Exercise description.
Please copy each line from the entries that contains the string "true".
>>>>>
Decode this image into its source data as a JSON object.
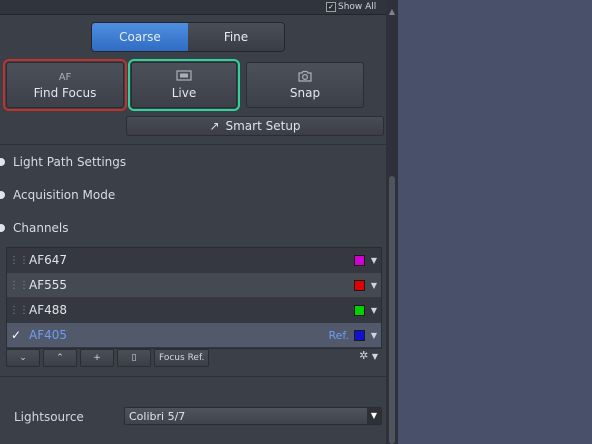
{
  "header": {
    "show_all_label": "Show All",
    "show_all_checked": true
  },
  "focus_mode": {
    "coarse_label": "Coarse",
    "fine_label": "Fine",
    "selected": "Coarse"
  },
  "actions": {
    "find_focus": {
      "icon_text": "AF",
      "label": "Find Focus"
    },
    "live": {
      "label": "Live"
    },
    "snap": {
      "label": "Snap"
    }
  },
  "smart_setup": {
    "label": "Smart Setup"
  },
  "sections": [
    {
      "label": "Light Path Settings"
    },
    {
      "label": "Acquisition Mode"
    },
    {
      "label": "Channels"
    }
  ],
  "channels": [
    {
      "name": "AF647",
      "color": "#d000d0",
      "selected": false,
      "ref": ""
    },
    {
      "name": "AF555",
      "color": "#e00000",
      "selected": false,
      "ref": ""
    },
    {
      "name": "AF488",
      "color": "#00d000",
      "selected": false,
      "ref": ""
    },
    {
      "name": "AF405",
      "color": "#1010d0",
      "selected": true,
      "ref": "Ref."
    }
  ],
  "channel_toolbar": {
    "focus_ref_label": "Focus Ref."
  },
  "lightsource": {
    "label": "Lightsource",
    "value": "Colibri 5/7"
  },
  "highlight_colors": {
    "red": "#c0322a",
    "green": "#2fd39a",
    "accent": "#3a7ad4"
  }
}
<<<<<
The answer.
    "show_all_checked": true
      "selected": true,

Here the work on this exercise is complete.